[TASK DIRECTIONS] Collect all lines containing the word "JSON" from the data.

(Page and application data records)
=== Begin Enclosure ===
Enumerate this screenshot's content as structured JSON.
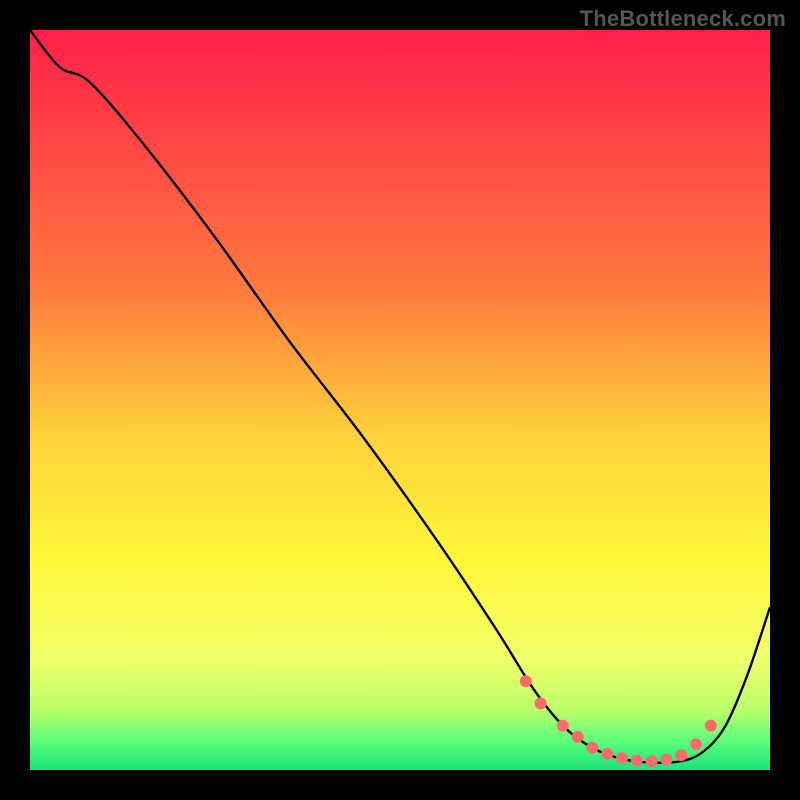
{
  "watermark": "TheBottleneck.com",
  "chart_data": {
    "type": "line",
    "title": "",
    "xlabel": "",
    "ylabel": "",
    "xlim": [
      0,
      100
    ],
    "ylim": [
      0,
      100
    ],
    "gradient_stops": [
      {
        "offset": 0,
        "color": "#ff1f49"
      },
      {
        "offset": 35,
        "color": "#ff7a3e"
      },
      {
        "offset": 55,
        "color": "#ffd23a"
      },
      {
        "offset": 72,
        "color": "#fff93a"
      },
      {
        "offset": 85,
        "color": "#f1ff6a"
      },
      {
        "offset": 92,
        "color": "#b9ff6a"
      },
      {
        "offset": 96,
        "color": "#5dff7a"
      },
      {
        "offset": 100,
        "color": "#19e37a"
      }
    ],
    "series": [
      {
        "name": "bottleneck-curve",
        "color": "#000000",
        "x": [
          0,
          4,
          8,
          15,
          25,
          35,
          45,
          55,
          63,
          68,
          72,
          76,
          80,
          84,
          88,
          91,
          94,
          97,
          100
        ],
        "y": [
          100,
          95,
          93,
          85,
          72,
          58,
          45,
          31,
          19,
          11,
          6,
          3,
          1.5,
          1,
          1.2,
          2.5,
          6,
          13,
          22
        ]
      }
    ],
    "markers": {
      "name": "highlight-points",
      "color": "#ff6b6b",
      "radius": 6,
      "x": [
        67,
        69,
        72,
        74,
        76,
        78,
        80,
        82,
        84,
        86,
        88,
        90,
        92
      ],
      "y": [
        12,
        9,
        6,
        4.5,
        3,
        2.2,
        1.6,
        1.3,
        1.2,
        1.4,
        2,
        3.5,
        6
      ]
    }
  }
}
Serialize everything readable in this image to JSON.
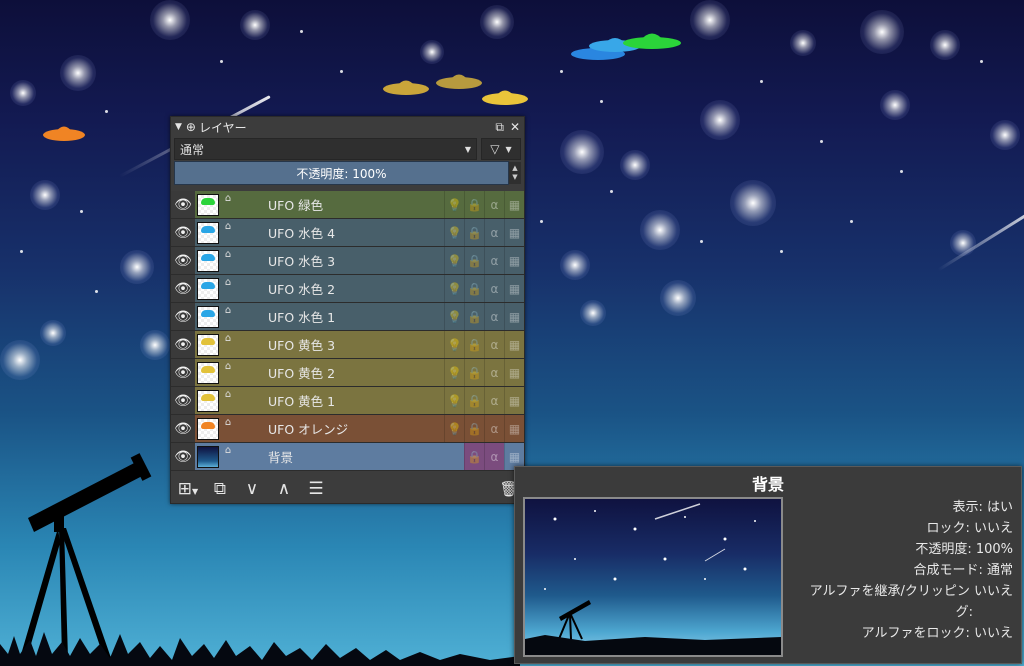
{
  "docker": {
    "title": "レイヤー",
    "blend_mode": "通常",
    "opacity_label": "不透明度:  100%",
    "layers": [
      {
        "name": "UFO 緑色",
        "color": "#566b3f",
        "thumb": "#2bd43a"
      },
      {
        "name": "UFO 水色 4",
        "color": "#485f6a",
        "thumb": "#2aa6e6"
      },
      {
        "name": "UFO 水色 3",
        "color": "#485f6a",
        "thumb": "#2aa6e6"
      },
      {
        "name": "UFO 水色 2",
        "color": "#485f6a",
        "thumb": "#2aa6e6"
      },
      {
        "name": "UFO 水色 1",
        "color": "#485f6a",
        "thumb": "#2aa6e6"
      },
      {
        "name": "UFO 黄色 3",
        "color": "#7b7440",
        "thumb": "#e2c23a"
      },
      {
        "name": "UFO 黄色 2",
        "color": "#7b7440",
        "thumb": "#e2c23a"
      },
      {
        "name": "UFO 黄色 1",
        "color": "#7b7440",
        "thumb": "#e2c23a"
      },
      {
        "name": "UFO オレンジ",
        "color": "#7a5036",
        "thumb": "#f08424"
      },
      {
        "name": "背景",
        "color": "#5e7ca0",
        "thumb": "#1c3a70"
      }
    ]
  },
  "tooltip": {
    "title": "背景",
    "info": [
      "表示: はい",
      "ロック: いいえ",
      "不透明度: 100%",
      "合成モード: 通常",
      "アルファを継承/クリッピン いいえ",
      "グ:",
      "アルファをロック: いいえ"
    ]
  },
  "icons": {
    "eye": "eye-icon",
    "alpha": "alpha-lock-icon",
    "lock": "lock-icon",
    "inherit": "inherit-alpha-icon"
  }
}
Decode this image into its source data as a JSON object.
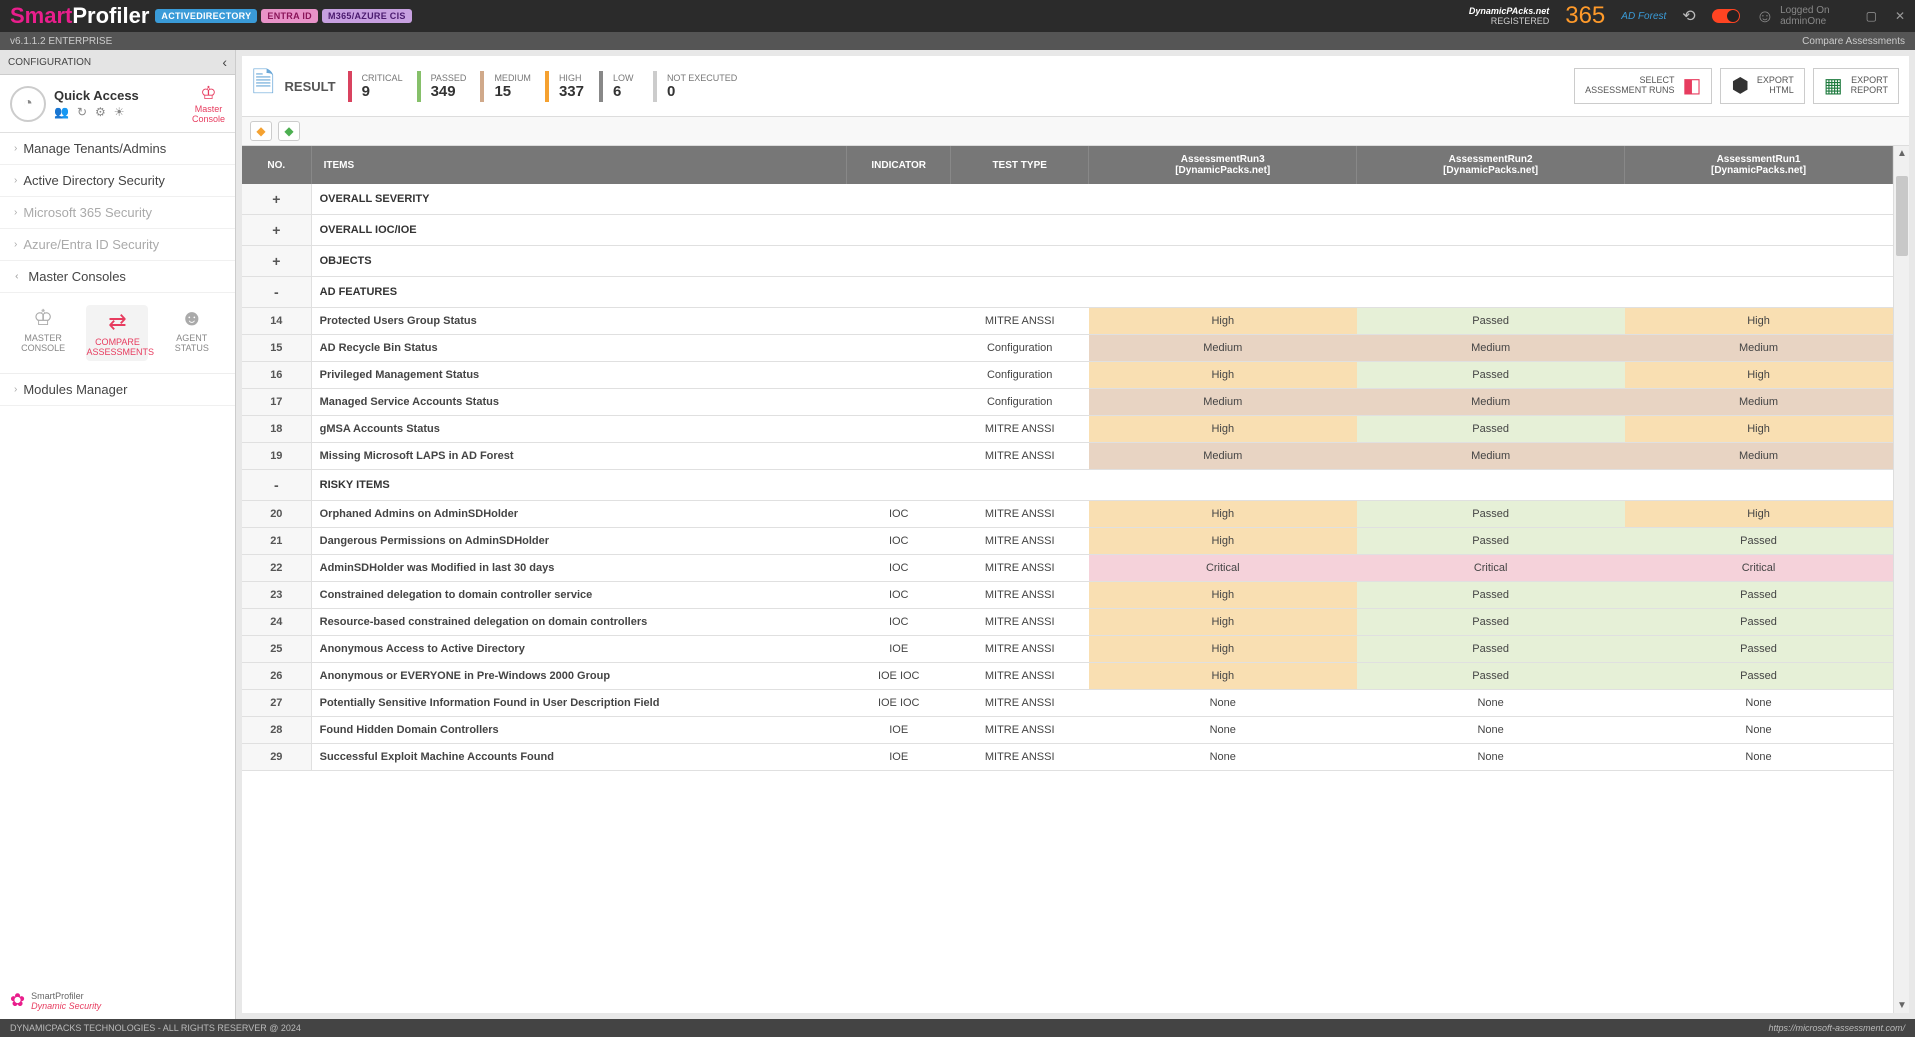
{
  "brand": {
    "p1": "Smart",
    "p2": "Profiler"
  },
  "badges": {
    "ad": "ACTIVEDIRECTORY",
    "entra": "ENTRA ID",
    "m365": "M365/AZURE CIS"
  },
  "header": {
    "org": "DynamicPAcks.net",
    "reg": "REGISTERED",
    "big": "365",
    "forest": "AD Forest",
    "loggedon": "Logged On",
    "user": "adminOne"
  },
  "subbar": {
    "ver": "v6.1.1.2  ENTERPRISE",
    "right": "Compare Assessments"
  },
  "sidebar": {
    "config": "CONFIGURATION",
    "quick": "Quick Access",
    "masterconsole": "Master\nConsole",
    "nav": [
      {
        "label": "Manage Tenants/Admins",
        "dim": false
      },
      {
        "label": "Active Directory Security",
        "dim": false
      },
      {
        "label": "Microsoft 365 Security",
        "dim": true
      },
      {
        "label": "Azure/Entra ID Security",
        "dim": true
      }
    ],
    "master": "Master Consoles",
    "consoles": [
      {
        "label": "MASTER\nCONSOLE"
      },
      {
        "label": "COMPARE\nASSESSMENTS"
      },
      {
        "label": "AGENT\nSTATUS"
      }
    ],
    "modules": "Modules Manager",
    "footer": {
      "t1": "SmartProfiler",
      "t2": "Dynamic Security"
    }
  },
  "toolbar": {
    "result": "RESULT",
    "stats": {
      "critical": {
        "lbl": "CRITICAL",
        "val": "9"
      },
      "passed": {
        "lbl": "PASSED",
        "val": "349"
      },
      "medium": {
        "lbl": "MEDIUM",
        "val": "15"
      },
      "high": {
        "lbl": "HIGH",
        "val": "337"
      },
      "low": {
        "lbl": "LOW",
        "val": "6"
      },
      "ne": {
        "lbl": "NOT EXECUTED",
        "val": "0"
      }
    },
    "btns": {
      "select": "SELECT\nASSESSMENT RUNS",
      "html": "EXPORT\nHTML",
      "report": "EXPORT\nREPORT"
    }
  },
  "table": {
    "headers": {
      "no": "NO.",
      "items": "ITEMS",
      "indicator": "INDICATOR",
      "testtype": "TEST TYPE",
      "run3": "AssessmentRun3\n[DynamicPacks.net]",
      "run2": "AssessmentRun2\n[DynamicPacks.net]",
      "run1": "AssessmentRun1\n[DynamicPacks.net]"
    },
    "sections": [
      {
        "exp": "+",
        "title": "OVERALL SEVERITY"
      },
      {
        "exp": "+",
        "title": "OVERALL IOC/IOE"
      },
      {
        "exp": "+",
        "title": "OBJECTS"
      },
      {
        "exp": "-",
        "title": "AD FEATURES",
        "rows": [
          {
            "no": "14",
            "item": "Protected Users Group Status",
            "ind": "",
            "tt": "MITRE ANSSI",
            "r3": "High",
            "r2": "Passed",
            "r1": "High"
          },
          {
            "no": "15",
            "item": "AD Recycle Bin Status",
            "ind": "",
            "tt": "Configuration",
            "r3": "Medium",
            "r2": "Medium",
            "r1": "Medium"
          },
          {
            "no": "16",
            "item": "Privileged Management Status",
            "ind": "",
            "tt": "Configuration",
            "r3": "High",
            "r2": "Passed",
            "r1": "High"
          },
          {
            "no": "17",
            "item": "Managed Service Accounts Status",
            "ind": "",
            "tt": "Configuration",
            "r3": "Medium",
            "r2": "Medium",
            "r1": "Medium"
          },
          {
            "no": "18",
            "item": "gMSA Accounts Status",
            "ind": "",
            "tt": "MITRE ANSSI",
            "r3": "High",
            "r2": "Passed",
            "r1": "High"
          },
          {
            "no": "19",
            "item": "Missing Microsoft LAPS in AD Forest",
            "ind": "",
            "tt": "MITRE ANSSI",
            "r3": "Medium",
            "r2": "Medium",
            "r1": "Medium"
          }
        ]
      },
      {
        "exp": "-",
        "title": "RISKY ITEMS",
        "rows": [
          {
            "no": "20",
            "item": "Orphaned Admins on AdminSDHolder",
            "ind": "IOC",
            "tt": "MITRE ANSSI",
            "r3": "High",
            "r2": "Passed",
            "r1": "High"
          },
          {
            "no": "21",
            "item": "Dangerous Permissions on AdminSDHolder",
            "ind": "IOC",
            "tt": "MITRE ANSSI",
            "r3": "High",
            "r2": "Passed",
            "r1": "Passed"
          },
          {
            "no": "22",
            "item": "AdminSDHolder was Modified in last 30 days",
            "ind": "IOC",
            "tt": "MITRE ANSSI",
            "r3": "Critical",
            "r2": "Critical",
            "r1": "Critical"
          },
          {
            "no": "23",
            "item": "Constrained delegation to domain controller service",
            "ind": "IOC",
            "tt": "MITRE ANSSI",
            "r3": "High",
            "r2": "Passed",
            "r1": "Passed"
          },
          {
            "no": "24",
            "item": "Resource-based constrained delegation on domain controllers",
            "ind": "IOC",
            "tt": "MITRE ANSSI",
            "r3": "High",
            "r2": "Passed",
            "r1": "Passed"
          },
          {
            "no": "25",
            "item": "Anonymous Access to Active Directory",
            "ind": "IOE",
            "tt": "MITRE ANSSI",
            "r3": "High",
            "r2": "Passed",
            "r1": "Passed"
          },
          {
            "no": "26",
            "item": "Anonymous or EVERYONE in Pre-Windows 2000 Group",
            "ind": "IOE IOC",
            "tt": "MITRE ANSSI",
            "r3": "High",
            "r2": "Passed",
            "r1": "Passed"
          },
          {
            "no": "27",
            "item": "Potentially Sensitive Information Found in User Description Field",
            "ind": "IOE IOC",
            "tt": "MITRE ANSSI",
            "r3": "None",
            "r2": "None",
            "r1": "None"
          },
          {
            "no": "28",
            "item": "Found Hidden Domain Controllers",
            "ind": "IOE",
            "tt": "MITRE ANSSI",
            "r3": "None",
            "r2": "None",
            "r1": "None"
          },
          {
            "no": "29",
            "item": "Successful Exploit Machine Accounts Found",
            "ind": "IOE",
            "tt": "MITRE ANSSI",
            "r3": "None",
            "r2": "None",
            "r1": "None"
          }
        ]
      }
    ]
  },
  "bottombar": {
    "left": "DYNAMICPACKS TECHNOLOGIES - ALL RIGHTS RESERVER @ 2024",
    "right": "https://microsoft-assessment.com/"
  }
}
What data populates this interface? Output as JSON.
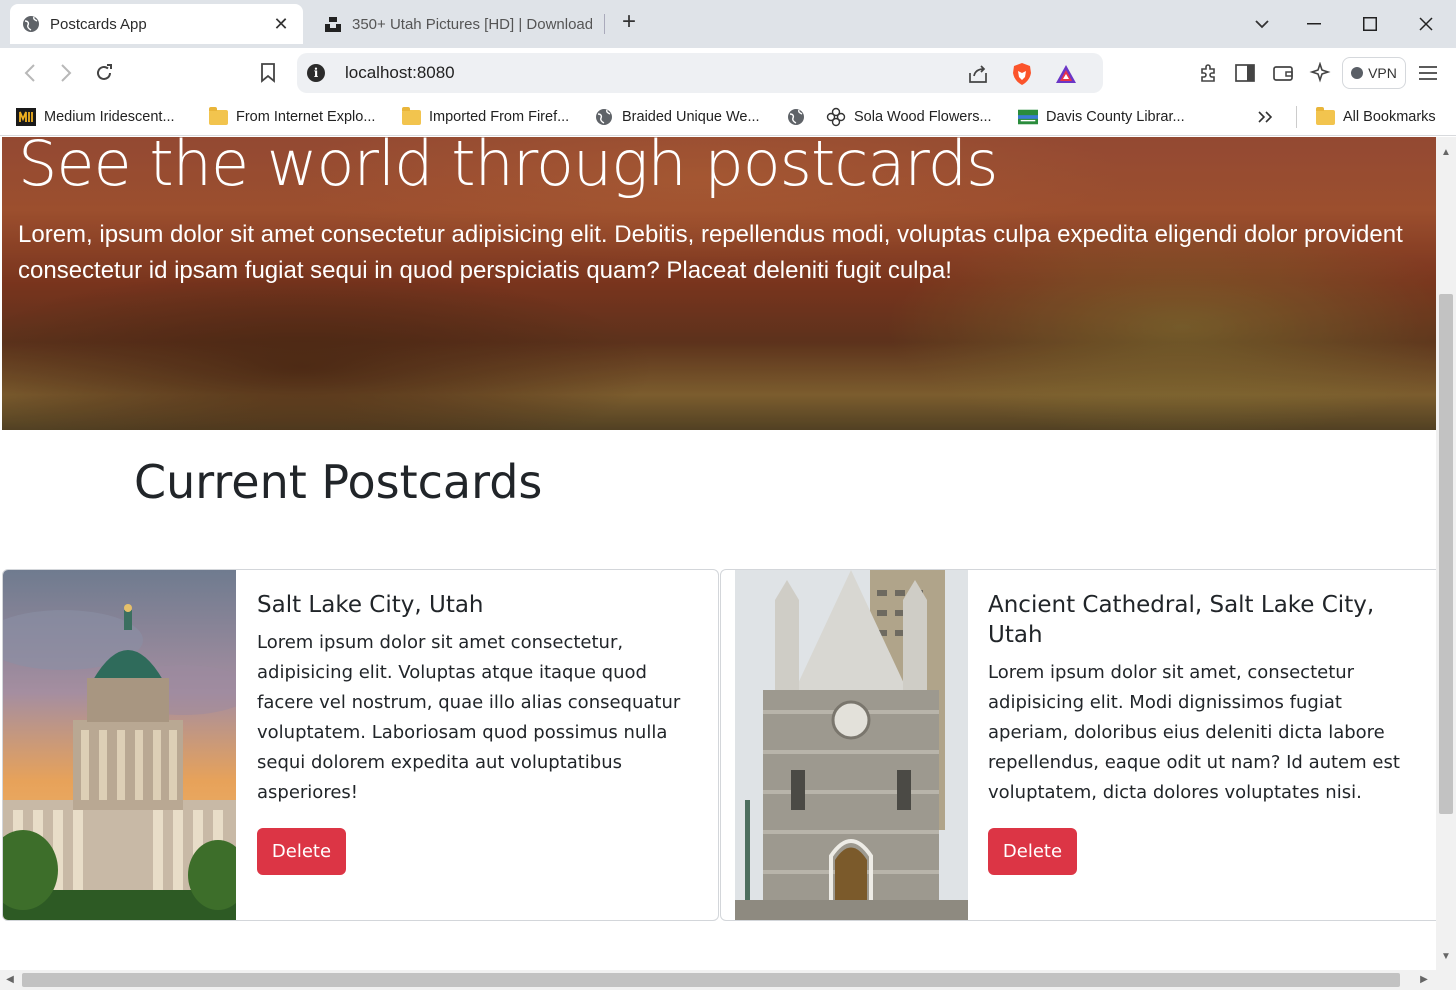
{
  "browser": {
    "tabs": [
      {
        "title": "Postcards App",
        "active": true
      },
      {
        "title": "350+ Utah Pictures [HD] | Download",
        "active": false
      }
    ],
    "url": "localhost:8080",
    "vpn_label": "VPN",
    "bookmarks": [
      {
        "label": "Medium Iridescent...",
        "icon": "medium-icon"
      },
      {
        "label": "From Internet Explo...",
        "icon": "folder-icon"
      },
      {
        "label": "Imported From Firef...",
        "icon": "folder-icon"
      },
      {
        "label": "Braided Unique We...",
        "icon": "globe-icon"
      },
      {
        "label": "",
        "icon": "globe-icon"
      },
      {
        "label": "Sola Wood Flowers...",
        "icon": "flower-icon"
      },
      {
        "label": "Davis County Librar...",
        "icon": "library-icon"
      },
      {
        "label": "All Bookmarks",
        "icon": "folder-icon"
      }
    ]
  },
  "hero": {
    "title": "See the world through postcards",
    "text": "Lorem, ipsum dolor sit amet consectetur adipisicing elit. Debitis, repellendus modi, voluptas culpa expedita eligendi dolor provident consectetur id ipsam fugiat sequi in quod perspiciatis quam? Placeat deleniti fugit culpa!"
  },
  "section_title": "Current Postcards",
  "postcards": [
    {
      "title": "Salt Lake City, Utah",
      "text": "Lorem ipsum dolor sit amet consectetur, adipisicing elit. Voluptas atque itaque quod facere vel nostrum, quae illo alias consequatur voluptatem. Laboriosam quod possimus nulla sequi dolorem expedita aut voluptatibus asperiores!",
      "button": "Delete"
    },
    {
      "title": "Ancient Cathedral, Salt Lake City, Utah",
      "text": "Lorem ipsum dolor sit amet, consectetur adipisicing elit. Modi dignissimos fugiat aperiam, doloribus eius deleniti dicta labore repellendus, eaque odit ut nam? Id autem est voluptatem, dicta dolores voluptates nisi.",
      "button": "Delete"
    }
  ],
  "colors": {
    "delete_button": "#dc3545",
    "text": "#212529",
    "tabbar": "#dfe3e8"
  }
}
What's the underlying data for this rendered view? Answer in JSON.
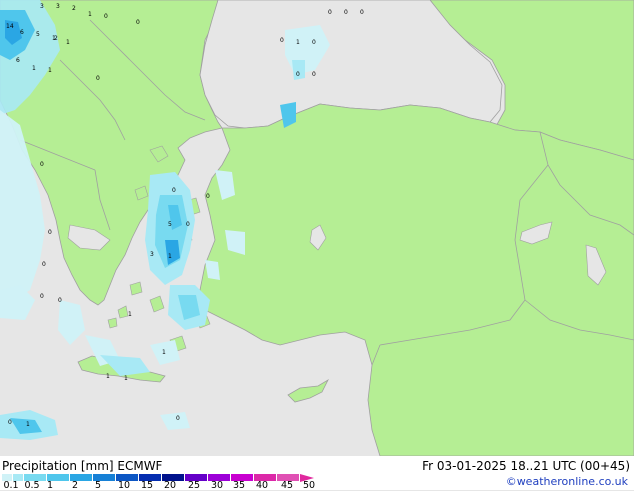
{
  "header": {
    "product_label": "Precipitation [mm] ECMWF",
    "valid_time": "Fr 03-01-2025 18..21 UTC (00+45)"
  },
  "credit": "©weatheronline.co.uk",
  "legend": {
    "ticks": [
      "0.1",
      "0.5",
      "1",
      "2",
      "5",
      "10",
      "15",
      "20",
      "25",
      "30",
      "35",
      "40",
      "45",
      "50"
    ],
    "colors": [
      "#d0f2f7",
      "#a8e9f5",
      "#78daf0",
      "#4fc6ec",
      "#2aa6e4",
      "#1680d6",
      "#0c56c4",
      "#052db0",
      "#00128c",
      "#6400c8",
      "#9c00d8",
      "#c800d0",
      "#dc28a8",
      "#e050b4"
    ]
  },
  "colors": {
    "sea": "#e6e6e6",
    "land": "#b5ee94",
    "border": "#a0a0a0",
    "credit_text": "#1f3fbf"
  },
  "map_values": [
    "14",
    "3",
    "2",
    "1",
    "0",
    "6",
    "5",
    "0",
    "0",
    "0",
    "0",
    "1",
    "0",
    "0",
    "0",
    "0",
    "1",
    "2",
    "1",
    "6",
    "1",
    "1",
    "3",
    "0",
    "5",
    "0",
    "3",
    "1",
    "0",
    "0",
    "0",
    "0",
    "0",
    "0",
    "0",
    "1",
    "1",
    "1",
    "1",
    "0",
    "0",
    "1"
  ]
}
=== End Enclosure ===
[EXERCISE RESULT]
Enumerate this screenshot's content as structured JSON.
Serialize everything readable in this image to JSON.
Decode this image into its source data as a JSON object.
What data populates this interface? Output as JSON.
What's the underlying data for this rendered view? Answer in JSON.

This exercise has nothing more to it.